Here is a listing; restate all of it exactly.

### EXCERPTED RECORDS

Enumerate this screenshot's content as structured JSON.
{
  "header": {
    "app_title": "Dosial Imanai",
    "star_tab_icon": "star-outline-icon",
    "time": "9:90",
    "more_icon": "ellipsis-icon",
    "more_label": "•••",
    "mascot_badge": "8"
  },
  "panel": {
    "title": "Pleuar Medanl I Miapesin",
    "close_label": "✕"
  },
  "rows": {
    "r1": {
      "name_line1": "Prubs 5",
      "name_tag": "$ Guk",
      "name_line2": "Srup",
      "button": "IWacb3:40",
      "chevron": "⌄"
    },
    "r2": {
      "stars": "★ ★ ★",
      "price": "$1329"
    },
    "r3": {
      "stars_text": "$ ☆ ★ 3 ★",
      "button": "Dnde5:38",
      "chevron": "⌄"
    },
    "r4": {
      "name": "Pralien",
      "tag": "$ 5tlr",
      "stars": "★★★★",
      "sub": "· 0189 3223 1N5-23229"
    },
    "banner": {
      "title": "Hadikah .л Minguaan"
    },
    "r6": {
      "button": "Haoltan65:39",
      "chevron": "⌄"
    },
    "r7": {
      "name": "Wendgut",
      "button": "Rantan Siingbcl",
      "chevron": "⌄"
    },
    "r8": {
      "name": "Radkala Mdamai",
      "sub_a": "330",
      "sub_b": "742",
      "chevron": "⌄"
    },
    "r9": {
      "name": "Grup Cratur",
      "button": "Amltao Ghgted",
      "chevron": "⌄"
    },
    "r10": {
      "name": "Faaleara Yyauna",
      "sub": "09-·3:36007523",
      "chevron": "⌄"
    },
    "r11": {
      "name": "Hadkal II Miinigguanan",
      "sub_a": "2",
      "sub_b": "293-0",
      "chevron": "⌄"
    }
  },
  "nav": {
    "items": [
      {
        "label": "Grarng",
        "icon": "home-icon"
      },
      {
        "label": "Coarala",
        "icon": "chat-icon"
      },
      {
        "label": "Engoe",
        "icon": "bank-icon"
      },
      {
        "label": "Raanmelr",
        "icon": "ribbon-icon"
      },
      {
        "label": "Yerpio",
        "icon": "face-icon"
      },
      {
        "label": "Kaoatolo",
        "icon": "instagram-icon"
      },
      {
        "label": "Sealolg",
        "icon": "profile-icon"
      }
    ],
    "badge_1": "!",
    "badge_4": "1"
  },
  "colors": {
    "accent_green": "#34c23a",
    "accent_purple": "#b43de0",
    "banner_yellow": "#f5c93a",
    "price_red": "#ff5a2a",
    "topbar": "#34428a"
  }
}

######

** RESULT BELOW **
Enumerate this screenshot's content as structured JSON.
{
  "header": {
    "app_title": "Dosial Imanai",
    "star_tab_icon": "star-outline-icon",
    "time": "9:90",
    "more_icon": "ellipsis-icon",
    "more_label": "•••",
    "mascot_badge": "8"
  },
  "panel": {
    "title": "Pleuar Medanl I Miapesin",
    "close_label": "✕"
  },
  "rows": {
    "r1": {
      "name_line1": "Prubs 5",
      "name_tag": "$ Guk",
      "name_line2": "Srup",
      "button": "IWacb3:40",
      "chevron": "⌄"
    },
    "r2": {
      "stars": "★ ★ ★",
      "price": "$1329"
    },
    "r3": {
      "stars_text": "$ ☆ ★ 3 ★",
      "button": "Dnde5:38",
      "chevron": "⌄"
    },
    "r4": {
      "name": "Pralien",
      "tag": "$ 5tlr",
      "stars": "★★★★",
      "sub": "· 0189 3223 1N5-23229"
    },
    "banner": {
      "title": "Hadikah .л Minguaan"
    },
    "r6": {
      "button": "Haoltan65:39",
      "chevron": "⌄"
    },
    "r7": {
      "name": "Wendgut",
      "button": "Rantan Siingbcl",
      "chevron": "⌄"
    },
    "r8": {
      "name": "Radkala Mdamai",
      "sub_a": "330",
      "sub_b": "742",
      "chevron": "⌄"
    },
    "r9": {
      "name": "Grup Cratur",
      "button": "Amltao Ghgted",
      "chevron": "⌄"
    },
    "r10": {
      "name": "Faaleara Yyauna",
      "sub": "09-·3:36007523",
      "chevron": "⌄"
    },
    "r11": {
      "name": "Hadkal II Miinigguanan",
      "sub_a": "2",
      "sub_b": "293-0",
      "chevron": "⌄"
    }
  },
  "nav": {
    "items": [
      {
        "label": "Grarng",
        "icon": "home-icon"
      },
      {
        "label": "Coarala",
        "icon": "chat-icon"
      },
      {
        "label": "Engoe",
        "icon": "bank-icon"
      },
      {
        "label": "Raanmelr",
        "icon": "ribbon-icon"
      },
      {
        "label": "Yerpio",
        "icon": "face-icon"
      },
      {
        "label": "Kaoatolo",
        "icon": "instagram-icon"
      },
      {
        "label": "Sealolg",
        "icon": "profile-icon"
      }
    ],
    "badge_1": "!",
    "badge_4": "1"
  },
  "colors": {
    "accent_green": "#34c23a",
    "accent_purple": "#b43de0",
    "banner_yellow": "#f5c93a",
    "price_red": "#ff5a2a",
    "topbar": "#34428a"
  }
}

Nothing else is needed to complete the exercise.